    Another example: to this day Sweden still has a 10-crown coin and an 20-crown note, unlike Norway or Denmark which have 20-crown coins.

    Just a thought.

    - Josep

    P.S. I'm the same 'Josep' who reads The American Conservative. Are you the same JeffK who frequents there?

  3. Re: quarters,
    The choice of a 25-cent piece as opposed to a 20-cent came from the practice of subdividing Spanish dollars into eight "bits" (reales), hence the quarter is sometimes called "two-bits". This practice, which ended with the New York Stock Exchange's transition to decimals in 2001, apparently did not carry over to China, Japan, Korea, French Indochina, Hong Kong and the Straits Settlements, which had 20-cent pieces instead, in the mid-19th to 20th centuries. Even after Spanish coinage no longer became legal tender in the USA by the late 1850s, quarters were still used. There were no silver 12½-cent coins in circulation, which makes the original reasoning rather suspect.
    To be fair, this was at a time when the 5-cent piece was a silver coin smaller than the dime called the "half-dime", and Thomas Jefferson et al weren't aware that a larger cupronickel coin would replace it in 1873. Canada adopted a 25-cent piece to mimic USian coinage during the 19th century, and because it never had a Civil War, it kept using silver half-dimes until 1921.

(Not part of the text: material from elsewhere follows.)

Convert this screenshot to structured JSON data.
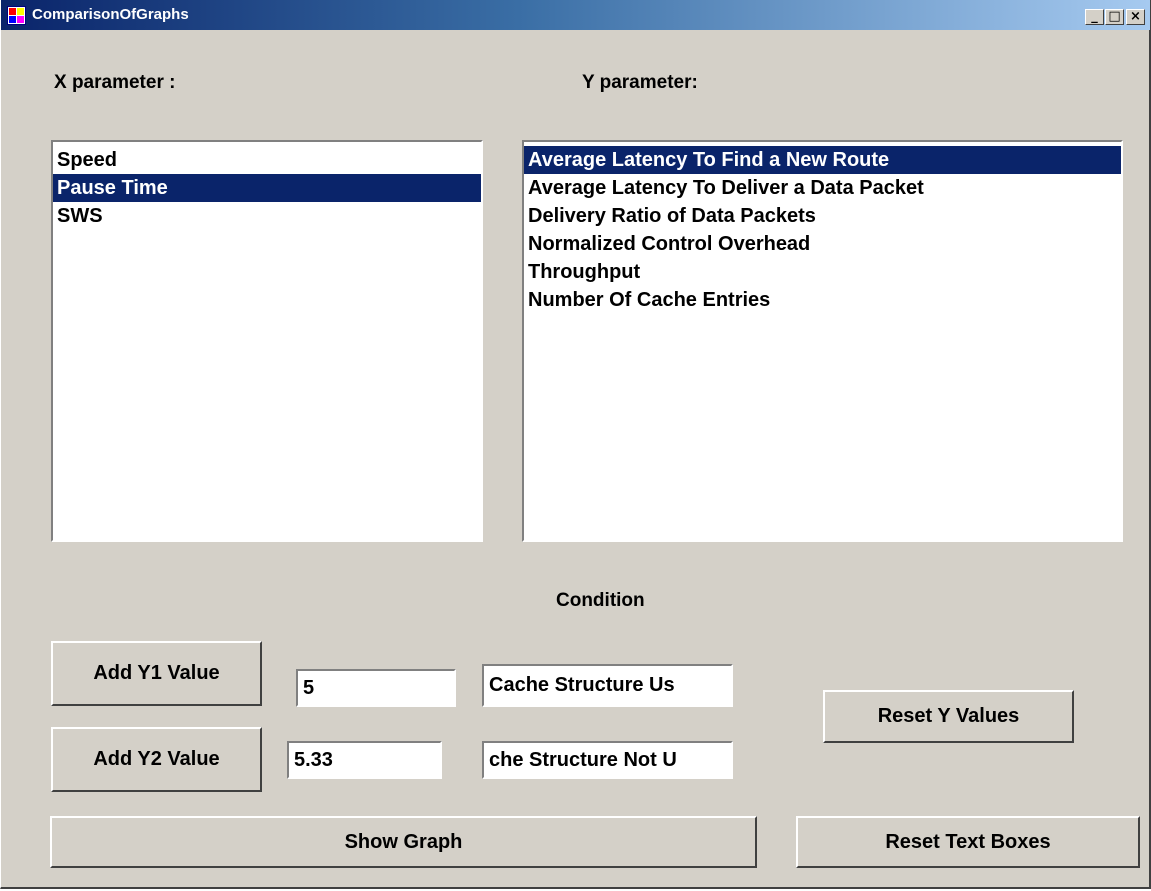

    When the silver half-dime was discontinued in 1873, some people were distrustful of the new nickels because they had no silver, and it became impossible to make change from a quarter with only dimes. So the US government introduced a 20-cent piece - a denomination Jefferson himself wanted from the beginning. Problem is, despite having a smooth edge, it was easily confused with the jagged-edge quarter, and so it was abandoned a few years later. This can be blamed on stupidity on behalf of either the government (for not educating, let alone conditioning, the people to the new coin) or the people (for not seeing the necessity of a 20-cent piece amid the absence of the half-dime, let alone the smooth edge of the new coin). Similarly, Canada had a 20-cent piece in 1858, but it was changed to a 25-cent piece in 1870 just to ape the USian system. Newfoundland, then a separate colony, kept using the 20-cent piece until WWI under pressure from the Canadian government.
    Mexico at one point had coins for both 20 and 25 centavos, sometimes circulating alongside each other, with the 20 successfully replacing the 25. Pre-decimal Britain, along with New Zealand, had coins for both 2 and 2½ shillings (florin and half-crown), and both circulated alongside each other until 1971 when the florin became the 10p (the half-crown, at 12½p, didn't work well). If discontinuing the 25-coin allowed easier adoption of the 20-coin, then why didn't it behoove the US Mint to do the same?

    The US and Canada weren't the only societies to use quarters. The Scandinavian Monetary Union, the Netherlands (plus former Dutch colonies in the Americas), Thailand, Saudi Arabia, Ukraine, Brazil and Turkey have/once had coins worth 1/4 of their respective base units. A handful of these countries managed to eliminate low denomination coins without swapping their quarters for fifths.
    * When Denmark, Norway and Sweden eliminated their 5-øre coins, Denmark got rid of its 10-øre piece, while Norway and Sweden got rid of their respective 25-øre pieces.
    * Ukraine recently got rid of the 1-, 2- and 5-kopek pieces in 2018 (they're set to lose their legal tender status this October) and announced it would be eliminating its 25-kopek piece as well.
    The USA and Canada would solve this problem by either reviving the half-dollar or eliminating the dime. Problem is, in the US at least, the half-dollar weighs five times as much as the dime, and unless a smaller one were introduced, the denomination would not see as much adoption as the dollar coin. Also, it's easier to round prices to the nearest 10 cents than it is to the nearest 25; that way you'd lose at most five cents instead of twelve.